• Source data
____________________

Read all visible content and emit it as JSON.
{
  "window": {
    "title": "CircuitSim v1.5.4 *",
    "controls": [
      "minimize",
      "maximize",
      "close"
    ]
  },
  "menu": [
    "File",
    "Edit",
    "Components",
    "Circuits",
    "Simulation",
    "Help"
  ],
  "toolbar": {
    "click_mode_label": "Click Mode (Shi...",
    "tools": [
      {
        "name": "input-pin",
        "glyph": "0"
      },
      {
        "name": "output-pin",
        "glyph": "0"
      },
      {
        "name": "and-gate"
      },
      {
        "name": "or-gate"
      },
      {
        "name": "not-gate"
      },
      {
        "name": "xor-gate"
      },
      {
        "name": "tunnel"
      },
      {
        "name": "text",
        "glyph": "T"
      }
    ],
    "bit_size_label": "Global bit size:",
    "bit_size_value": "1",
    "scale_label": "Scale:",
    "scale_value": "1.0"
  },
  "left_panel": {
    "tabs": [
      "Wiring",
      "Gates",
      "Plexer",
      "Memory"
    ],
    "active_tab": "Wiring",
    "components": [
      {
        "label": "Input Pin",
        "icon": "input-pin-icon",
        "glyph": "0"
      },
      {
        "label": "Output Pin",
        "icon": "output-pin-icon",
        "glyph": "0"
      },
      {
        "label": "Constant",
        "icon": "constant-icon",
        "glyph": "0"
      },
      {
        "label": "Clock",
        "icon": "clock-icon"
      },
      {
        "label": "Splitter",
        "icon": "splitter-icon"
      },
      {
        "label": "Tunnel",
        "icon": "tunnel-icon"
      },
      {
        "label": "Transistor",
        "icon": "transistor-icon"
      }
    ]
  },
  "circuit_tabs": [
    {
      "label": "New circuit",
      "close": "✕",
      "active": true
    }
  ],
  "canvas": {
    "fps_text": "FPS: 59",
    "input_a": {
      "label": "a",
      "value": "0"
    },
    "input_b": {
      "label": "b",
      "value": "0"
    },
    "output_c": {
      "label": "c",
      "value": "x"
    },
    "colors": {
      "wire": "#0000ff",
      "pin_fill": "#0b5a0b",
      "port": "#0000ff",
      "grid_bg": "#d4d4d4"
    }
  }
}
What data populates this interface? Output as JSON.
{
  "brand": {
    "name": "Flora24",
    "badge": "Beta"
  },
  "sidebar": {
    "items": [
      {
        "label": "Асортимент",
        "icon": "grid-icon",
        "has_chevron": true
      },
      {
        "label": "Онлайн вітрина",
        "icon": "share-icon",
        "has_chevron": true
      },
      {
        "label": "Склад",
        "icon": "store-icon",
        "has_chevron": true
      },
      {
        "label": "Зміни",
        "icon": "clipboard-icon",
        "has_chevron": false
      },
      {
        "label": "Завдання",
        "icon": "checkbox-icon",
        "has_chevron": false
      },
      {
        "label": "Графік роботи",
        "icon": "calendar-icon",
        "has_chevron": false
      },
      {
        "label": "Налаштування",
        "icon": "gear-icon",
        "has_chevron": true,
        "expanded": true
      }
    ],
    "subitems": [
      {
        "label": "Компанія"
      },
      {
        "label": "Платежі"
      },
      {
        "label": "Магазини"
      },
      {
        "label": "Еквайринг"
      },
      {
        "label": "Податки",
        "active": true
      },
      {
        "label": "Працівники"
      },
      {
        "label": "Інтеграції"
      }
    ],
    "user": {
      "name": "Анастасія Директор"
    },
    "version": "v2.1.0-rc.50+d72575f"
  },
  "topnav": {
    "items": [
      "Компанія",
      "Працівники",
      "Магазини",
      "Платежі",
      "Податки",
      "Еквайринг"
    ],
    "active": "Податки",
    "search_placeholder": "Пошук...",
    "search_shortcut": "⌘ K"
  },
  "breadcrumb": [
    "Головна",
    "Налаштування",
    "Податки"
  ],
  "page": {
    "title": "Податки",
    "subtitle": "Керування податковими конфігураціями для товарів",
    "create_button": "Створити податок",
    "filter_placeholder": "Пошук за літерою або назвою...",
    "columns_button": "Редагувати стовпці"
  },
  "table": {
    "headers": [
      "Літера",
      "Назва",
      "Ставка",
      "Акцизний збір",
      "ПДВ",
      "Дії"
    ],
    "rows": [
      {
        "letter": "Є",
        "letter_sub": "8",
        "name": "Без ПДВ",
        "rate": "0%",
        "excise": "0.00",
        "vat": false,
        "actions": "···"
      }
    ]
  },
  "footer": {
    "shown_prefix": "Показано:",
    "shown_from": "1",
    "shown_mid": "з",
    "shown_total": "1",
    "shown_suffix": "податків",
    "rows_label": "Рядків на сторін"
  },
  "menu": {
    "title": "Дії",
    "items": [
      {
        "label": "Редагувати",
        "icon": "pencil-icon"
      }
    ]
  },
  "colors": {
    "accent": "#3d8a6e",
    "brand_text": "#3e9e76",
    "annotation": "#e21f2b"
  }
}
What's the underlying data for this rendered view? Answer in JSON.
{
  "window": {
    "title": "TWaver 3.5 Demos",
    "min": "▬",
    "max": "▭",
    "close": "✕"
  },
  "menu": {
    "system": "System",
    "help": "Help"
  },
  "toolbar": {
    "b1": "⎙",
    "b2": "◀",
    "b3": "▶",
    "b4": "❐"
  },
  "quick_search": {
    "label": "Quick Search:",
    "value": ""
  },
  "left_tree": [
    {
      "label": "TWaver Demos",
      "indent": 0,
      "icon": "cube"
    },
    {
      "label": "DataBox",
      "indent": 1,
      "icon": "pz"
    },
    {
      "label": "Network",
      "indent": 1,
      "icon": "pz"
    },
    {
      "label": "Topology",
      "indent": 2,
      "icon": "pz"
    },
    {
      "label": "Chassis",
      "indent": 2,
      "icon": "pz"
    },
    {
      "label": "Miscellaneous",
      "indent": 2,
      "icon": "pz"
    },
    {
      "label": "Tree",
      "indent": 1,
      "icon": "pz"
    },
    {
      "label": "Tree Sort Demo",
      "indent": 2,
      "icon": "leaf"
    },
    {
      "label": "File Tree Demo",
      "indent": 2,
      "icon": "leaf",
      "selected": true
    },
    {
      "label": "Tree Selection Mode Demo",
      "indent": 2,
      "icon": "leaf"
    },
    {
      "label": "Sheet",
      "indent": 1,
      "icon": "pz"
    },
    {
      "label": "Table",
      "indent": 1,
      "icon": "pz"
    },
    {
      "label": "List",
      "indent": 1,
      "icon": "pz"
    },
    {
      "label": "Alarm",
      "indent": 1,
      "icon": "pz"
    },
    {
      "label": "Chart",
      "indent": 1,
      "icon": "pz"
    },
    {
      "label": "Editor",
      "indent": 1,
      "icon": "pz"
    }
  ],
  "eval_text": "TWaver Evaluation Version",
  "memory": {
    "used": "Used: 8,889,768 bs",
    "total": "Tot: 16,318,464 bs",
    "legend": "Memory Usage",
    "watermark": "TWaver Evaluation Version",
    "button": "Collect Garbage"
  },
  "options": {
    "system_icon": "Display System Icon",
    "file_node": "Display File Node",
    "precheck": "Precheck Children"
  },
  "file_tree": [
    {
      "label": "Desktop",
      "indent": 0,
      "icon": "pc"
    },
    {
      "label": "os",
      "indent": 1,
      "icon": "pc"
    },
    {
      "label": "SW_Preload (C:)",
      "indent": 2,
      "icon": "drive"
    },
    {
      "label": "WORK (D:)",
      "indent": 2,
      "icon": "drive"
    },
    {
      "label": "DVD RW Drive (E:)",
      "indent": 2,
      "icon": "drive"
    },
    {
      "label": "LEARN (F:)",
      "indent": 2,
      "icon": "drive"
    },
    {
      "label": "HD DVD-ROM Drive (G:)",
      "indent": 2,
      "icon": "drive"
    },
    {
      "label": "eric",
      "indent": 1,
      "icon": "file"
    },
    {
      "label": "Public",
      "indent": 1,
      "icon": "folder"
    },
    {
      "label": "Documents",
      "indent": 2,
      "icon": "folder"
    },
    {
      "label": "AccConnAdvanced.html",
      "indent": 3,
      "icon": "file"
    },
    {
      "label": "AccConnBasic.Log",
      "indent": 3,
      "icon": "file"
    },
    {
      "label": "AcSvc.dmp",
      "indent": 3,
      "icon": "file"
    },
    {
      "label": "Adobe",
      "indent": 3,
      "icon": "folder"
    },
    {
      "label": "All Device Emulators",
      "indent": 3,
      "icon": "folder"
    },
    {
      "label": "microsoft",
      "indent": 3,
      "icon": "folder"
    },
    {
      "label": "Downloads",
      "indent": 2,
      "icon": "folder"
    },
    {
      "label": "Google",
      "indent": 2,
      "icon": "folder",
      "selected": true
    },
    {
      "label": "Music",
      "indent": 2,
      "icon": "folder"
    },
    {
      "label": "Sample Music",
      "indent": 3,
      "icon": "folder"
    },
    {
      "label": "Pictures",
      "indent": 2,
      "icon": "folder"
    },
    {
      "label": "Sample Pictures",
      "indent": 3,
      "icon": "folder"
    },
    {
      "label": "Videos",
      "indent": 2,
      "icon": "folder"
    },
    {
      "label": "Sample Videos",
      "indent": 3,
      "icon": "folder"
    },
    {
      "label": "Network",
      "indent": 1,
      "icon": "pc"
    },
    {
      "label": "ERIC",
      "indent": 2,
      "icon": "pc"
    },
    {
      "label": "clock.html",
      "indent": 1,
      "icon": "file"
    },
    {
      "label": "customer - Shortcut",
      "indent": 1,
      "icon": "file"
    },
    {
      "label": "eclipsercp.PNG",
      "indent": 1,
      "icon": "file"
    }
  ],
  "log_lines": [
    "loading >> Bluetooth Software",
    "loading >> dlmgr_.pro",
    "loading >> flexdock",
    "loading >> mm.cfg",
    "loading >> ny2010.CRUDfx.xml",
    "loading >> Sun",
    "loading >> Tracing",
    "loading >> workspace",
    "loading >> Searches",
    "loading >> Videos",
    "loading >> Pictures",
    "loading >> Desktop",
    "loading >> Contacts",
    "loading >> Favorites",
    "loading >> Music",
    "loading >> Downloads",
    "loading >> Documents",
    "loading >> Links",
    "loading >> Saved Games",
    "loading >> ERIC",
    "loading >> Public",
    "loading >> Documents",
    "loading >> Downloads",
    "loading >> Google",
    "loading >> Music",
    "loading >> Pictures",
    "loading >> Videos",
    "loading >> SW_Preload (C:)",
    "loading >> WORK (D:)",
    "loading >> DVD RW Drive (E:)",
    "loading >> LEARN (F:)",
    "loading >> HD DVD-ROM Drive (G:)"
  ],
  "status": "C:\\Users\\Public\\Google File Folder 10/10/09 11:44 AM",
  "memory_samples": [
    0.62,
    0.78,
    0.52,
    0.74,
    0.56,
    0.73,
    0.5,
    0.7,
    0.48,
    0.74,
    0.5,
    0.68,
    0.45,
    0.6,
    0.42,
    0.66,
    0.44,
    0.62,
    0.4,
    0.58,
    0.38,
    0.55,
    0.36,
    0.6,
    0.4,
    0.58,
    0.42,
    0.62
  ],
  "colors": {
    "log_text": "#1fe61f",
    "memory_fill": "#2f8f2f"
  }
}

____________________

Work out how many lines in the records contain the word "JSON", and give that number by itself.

3